“Every-man’s right” has a nice ring to it. In UK law it is the right to roam freely across most moorlands, hills and heaths for the purpose of exercise, even if they are privately owned. The rich and famous don’t get exceptions. Even without this the UK is blessed with a superb network of footpaths and excellent Ordinance Survey maps.
I like to try and get out for a run in each place I visit.
It’s a great way to connect to where you are whether you are running in nature, or in a city such as Rome (tip: don’t take a wrong turn in Borghese park into a dead-end at dusk, particularly if you’re wearing very short shorts and you’re not looking to make new friends…). It goes someway to offset wine and food intake creating some form of calorific equilibrium.
However, when travelling I often find “no entry” signs. This frustrates my desires to get off the road and onto footpaths and tracks so I tend to implement an “Englishman abroad” mentality and ignore no-entry signs, ready to cite an absence of linguistic skills should the need arise.
This time I found myself in Zapallar in Chile, a small village on the Pacific coast an hour north of wonderful Valparaiso (a “must visit”, it’s a living organic canvass). Zapallar has an eclectic mix of different properties from traditional mansions through to ultra-modern concrete and glass. Hotels are very limited with many of the properties being second homes for Santiago residents and it really feels like a community. It’s casual chic. In summer I am sure it is full but at the end of April it was quiet.
There are lots of runners here but most seem to stick to the relatively busy main road which I was keen to avoid.
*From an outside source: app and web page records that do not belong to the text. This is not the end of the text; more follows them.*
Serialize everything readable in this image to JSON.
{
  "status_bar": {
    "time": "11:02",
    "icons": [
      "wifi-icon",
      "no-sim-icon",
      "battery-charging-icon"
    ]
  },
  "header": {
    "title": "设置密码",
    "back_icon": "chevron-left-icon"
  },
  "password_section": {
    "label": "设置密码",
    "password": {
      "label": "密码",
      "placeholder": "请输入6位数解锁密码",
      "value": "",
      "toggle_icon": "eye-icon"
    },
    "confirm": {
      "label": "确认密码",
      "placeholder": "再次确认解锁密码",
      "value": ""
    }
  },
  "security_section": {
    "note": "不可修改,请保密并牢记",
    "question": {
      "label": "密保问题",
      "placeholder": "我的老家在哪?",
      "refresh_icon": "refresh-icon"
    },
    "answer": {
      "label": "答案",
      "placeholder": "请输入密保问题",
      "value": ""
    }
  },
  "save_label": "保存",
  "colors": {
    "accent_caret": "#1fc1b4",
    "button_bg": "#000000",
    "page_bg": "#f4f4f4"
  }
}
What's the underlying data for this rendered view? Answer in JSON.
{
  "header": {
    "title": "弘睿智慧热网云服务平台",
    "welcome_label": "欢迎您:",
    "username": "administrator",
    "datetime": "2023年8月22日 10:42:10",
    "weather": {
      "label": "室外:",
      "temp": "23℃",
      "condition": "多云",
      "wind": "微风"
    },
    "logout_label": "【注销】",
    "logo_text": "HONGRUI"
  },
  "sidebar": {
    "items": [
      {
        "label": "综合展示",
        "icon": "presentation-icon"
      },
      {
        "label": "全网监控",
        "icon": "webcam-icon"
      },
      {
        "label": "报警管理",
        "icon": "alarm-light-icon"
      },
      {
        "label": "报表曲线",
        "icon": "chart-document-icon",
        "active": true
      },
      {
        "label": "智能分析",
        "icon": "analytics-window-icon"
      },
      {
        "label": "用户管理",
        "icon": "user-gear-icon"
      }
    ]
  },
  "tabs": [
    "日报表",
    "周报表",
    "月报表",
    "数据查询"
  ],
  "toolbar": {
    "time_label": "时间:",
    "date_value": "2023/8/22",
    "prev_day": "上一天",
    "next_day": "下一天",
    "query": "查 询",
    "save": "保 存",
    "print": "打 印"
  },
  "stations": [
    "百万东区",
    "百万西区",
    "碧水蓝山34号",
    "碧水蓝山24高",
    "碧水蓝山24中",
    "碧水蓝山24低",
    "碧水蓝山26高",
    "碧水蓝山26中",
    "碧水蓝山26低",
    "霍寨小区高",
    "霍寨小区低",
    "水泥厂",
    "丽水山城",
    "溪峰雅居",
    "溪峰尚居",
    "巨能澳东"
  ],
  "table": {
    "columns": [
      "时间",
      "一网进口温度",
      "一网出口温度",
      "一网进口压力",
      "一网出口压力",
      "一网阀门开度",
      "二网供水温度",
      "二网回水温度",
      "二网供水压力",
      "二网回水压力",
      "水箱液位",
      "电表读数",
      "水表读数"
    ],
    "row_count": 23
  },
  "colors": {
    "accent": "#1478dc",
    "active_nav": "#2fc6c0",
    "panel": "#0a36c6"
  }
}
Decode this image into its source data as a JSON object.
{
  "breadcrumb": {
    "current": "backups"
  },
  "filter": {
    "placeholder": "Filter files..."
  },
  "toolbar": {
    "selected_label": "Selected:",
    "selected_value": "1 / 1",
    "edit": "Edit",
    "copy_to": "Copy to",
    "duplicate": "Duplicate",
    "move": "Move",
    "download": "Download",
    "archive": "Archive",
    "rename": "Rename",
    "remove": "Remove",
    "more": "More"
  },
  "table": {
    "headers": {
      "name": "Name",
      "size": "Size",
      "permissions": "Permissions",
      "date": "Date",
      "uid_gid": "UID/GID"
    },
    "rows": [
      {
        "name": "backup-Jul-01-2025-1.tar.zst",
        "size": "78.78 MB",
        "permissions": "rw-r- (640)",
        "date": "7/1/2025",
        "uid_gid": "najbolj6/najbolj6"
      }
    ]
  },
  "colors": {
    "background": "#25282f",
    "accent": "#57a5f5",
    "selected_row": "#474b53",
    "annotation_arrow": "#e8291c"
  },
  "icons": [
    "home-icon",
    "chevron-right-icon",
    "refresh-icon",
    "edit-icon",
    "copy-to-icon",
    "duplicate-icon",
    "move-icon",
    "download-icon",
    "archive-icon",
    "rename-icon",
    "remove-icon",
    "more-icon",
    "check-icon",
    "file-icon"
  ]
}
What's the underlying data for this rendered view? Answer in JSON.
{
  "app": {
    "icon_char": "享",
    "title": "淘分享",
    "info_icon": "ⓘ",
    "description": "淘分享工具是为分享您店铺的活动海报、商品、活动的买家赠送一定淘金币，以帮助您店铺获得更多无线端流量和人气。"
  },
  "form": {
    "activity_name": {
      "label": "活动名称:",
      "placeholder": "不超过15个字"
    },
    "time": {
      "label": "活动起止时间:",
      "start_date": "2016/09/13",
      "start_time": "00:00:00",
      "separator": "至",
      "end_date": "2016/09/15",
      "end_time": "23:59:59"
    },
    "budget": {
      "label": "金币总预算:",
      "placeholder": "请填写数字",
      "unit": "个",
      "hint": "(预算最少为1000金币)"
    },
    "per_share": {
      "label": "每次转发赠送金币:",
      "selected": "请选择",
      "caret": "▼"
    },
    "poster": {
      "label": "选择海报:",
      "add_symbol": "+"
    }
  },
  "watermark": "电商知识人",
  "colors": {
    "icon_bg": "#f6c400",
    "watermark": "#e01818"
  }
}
Finding good off-road routes is not always easy and can be a source of frustration hence my desire to share them as I discover them.
In that spirit I set off from Cachagua on a dirt road into the hills. As it transpires, my track bisected an established trail network called Agua Clara which I then joined. This is the best place to run here with easy access and marked routes, giving excellent views over the bay. From what I can see, RKF/Outlife have opened several of these in different locations.
I had a cloudy day, so apologies for the quality of the photos but in the end a grey day was a benefit given the amount of climbing.
I joined the trails near the top end (see map) so climbed along the ridge to the highest view point before descending steeply towards what transpired to be the “official start” … at which point I turned back uphill on a narrow and windy walking trail to reach the lake.
You can choose any number of iterations depending on the distance you want to cover and the pain you want to endure. There are plenty of very steep sections. My 17km route was an absolute beast leaving me fairly broken. Only at the top did I find a nice flat trail where I could finally really run! Unless you’re a mountain goat then some of these tracks take a long time to cover by foot.
If you’re in Zapallar then give the roads a miss, get onto the trails, and enjoy!